It has also been found that diets high in cholesterol and/or saturated fat also lowers testosterone [1,2,3]. I think the best course of action is to reduce rather than eliminate. i.e. "control" your intake of cholesterol and saturated fats. Blindly increasing your intake of either (above acceptable levels) goes against many scientific studies.
This kind of thinking is simply not medically correct. The idea that eating a will lead to increase in b and then improve all these functions has no basis in evidence. The body is way more complex and the relationships between different proteins etc. is very complex and not well understood, yes, even despite all the work on micro-arrays and rapid DNA sequencing.
High blood cholesterol for example, has a large endogenous component, which is why statins work. It would be nice if the body was simpler and obeyed simple rules of cause and effect. But it's very complex and simple thinking like this aren't based in fact.
>This kind of thinking is simply not medically correct. The idea that eating a will lead to increase in b and then improve all these functions has no basis in evidence.
Well, sometimes it does, and I don't think the parent post made any sort of general point asserting that this was a universal principle. So if A is a necessary precursor to B and cannot be manufactured from more base components, we have a situation where low levels of B can impair some performance metric, and up to a point an increase in A will increase that metric. The body will maintain endogenous control of the various systems so long as it has the base inputs it requires. As an aside, even if A can be manufactured by cells e.g. cholesterol, there is the whole issue of whether the cells have enough energy/capacity to produce this compound in sufficient quantities at a given time along with all the other demands of them.
>Trust me. I'm a doctor :-)
You basically oversimplified the parent's post and presented it as a straw man, noting generically that we have low understanding of many processes in the human body without refuting his specific argument. That is not a well structured enough of an argument for you to be asking anyone to trust you just based on some imagined superiority in rank. (Hint: being an MD, even a PHD is not a refutation of an argument)
Some people, and the referenced paper, are citing Jaeggi's dual n-back as evidence that interventions can positively affect g(F) (fluid intelligence).
I would like to mention that Jaeggi's results, and working memory training in general, have not been replicated.
The main issue with Jaeggi's experiment, is that proper controls were not used.
For a careful examination, and I would say thorough debunking of Jaeggi's results on dual n-back and g(F) improvement by training working memory, please read:
No Evidence of Intelligence Improvement After Working Memory Training: A Randomized, Placebo-Controlled Study.

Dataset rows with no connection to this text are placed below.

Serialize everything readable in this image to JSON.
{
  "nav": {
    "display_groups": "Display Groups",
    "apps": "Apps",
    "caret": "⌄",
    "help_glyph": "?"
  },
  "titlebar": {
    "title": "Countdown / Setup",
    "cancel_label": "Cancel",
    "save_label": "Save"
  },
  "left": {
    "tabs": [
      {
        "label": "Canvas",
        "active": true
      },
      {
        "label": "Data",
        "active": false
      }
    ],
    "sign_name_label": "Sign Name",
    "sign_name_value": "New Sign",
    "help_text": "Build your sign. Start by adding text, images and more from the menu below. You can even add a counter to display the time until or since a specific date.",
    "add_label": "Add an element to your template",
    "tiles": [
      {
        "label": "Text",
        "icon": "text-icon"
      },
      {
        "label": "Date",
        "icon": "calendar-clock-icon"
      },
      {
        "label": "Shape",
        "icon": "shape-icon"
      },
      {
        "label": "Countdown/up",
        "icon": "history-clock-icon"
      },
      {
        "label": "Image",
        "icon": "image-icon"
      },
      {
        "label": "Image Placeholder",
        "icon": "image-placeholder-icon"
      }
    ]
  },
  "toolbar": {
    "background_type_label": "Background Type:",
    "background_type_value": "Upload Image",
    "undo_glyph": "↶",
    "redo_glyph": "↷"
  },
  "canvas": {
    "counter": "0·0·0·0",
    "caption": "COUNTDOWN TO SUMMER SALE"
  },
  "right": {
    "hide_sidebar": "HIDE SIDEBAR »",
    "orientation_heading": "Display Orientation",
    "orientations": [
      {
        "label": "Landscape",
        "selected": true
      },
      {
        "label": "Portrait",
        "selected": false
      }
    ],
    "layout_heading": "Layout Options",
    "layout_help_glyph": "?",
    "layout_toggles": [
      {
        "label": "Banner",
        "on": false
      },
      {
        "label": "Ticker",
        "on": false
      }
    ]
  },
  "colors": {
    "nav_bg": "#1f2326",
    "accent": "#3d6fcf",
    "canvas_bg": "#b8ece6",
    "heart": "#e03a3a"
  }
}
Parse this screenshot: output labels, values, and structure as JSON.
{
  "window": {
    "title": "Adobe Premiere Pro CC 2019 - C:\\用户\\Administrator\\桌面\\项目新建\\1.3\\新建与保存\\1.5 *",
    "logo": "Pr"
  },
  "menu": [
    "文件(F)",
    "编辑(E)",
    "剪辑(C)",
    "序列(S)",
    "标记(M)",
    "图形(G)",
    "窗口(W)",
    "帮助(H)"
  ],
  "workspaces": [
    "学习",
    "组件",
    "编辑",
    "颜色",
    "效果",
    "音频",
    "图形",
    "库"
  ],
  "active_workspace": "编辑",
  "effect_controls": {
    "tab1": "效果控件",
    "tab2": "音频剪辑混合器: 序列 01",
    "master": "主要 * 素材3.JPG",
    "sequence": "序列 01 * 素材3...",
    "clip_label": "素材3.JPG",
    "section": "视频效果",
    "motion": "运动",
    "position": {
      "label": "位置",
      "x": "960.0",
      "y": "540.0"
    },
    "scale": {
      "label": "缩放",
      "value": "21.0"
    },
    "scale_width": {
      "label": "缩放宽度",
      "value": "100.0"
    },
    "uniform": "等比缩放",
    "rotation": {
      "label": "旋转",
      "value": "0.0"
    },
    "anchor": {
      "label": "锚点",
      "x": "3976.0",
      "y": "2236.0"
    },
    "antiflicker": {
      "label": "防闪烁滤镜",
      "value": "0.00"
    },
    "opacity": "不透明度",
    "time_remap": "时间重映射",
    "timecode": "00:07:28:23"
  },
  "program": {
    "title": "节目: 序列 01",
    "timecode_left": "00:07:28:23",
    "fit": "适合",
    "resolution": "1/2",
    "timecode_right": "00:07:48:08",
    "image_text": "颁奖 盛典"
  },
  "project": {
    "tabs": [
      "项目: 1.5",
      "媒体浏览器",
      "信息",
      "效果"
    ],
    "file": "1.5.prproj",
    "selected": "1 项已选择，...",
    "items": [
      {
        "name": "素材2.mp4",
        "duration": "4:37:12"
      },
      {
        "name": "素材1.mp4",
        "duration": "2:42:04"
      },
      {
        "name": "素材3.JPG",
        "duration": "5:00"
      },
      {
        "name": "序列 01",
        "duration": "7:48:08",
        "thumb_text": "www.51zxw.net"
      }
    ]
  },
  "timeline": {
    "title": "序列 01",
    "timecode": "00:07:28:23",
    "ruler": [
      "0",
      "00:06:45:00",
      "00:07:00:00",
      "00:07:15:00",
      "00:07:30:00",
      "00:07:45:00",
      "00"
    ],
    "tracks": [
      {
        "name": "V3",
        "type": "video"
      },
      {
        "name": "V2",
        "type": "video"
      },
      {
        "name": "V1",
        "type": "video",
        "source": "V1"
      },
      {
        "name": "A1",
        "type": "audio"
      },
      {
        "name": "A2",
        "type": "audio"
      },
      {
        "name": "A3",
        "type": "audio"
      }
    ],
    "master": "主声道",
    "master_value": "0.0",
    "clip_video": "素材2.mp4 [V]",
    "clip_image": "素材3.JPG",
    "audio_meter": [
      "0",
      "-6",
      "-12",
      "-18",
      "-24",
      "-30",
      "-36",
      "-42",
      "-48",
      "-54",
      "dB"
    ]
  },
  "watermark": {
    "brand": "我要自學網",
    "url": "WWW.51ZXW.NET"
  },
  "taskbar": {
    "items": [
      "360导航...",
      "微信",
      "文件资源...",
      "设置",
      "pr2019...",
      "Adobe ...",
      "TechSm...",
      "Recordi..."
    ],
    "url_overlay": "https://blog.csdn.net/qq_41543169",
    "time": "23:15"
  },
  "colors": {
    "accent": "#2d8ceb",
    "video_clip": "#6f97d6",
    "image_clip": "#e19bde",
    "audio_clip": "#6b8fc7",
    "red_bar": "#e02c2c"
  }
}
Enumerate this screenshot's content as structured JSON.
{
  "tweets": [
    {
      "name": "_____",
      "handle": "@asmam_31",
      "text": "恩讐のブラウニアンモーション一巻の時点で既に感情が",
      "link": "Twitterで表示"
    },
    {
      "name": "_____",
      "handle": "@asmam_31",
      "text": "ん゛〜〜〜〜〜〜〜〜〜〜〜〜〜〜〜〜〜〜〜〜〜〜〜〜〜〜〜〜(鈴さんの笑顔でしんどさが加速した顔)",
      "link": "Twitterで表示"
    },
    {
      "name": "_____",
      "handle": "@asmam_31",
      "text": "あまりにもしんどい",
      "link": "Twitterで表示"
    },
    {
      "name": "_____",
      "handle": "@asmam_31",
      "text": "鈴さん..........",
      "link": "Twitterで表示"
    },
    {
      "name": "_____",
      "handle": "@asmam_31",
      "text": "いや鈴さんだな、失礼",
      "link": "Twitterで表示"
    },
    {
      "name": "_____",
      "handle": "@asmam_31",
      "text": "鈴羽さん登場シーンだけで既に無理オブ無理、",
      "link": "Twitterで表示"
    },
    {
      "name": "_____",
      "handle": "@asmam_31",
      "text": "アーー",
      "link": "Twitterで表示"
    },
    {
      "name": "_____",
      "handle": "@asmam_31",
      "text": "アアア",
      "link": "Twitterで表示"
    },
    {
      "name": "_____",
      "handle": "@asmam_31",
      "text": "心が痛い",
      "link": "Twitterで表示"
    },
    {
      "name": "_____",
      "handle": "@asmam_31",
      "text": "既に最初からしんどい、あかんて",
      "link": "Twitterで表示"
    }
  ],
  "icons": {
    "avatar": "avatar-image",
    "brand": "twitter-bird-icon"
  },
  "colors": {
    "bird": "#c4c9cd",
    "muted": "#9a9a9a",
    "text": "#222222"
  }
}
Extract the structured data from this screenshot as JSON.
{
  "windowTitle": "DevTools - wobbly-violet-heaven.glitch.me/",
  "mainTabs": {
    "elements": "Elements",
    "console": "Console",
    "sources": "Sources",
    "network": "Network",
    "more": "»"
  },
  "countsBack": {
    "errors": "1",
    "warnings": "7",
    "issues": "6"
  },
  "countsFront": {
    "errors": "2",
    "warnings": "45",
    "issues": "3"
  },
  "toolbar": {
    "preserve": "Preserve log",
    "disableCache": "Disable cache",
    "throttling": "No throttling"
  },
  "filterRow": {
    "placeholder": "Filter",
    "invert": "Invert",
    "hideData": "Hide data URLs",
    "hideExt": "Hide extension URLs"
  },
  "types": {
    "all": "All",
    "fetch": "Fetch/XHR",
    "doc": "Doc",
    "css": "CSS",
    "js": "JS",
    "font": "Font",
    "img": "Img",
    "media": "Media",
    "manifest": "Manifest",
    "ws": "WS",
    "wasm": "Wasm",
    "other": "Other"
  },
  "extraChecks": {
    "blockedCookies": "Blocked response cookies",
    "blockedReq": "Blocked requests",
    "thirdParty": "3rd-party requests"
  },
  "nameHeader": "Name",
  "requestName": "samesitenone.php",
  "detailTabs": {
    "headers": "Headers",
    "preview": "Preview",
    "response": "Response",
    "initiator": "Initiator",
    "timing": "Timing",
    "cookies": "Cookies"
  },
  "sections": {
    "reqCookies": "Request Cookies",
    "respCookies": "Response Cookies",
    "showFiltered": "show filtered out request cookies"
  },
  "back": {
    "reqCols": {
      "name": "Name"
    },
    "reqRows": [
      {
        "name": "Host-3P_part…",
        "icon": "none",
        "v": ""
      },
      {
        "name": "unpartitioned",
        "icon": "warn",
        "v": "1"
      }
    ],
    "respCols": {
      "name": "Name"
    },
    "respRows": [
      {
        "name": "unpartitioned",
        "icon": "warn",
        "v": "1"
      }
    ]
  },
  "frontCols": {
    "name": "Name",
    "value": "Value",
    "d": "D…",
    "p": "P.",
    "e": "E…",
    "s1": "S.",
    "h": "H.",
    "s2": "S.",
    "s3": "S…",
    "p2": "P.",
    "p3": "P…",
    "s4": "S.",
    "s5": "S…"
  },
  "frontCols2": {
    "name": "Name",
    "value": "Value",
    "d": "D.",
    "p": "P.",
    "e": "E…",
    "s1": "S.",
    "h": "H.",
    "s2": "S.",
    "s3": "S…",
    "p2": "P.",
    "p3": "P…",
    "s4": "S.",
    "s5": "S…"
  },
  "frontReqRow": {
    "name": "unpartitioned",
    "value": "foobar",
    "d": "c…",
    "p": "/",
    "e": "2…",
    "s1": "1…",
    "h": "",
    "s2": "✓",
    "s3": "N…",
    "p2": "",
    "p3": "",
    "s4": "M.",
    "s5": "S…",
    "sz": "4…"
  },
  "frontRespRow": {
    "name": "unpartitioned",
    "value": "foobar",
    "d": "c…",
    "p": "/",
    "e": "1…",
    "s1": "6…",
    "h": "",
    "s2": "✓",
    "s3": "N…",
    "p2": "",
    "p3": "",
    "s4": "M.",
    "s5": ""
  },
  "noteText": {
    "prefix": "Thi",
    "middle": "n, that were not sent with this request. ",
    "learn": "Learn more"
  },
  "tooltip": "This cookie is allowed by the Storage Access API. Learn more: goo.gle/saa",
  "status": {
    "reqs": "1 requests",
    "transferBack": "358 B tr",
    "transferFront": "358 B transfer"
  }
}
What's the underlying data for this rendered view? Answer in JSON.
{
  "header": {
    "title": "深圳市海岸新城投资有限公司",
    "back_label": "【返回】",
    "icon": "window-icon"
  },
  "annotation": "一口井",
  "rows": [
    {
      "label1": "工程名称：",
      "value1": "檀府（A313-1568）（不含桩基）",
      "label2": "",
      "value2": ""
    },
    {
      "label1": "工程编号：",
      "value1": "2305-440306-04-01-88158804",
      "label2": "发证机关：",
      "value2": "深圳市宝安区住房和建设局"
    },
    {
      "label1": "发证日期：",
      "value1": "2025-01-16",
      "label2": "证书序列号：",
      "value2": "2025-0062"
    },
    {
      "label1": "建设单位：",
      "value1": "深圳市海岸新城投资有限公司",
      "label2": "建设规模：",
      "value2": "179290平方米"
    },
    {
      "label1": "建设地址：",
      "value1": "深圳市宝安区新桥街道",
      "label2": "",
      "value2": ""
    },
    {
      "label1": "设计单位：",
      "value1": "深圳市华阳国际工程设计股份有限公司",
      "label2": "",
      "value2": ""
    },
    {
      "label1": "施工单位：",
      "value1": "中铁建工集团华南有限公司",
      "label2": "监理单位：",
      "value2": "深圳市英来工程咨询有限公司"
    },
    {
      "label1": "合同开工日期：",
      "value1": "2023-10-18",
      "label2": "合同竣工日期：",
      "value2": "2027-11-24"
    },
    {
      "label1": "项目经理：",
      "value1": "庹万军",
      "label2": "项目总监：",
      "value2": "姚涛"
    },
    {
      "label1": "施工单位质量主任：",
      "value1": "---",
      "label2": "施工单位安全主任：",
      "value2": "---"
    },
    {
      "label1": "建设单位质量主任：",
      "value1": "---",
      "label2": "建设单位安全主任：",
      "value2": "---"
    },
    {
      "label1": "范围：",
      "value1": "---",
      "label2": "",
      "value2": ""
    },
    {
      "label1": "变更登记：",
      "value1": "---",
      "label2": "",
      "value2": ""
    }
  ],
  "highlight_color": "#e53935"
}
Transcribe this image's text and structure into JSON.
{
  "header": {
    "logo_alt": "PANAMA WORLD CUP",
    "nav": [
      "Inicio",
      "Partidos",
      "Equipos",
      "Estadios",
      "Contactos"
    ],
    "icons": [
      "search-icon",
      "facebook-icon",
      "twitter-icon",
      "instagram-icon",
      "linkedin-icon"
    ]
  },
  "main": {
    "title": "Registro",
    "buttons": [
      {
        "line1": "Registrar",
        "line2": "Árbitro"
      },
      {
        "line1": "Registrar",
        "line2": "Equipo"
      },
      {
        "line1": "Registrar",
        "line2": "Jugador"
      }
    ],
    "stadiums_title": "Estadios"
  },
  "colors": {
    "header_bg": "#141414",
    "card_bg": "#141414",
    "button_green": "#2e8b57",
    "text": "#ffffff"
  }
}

Redick, Thomas S.; Shipstead, Zach; Harrison, Tyler L.; Hicks, Kenny L.; Fried, David E.; Hambrick, David Z.; Kane, Michael J.; Engle, Randall W.
Journal of Experimental Psychology: General, Jun 18 , 2012, No Pagination Specified. doi: 10.1037/a0029082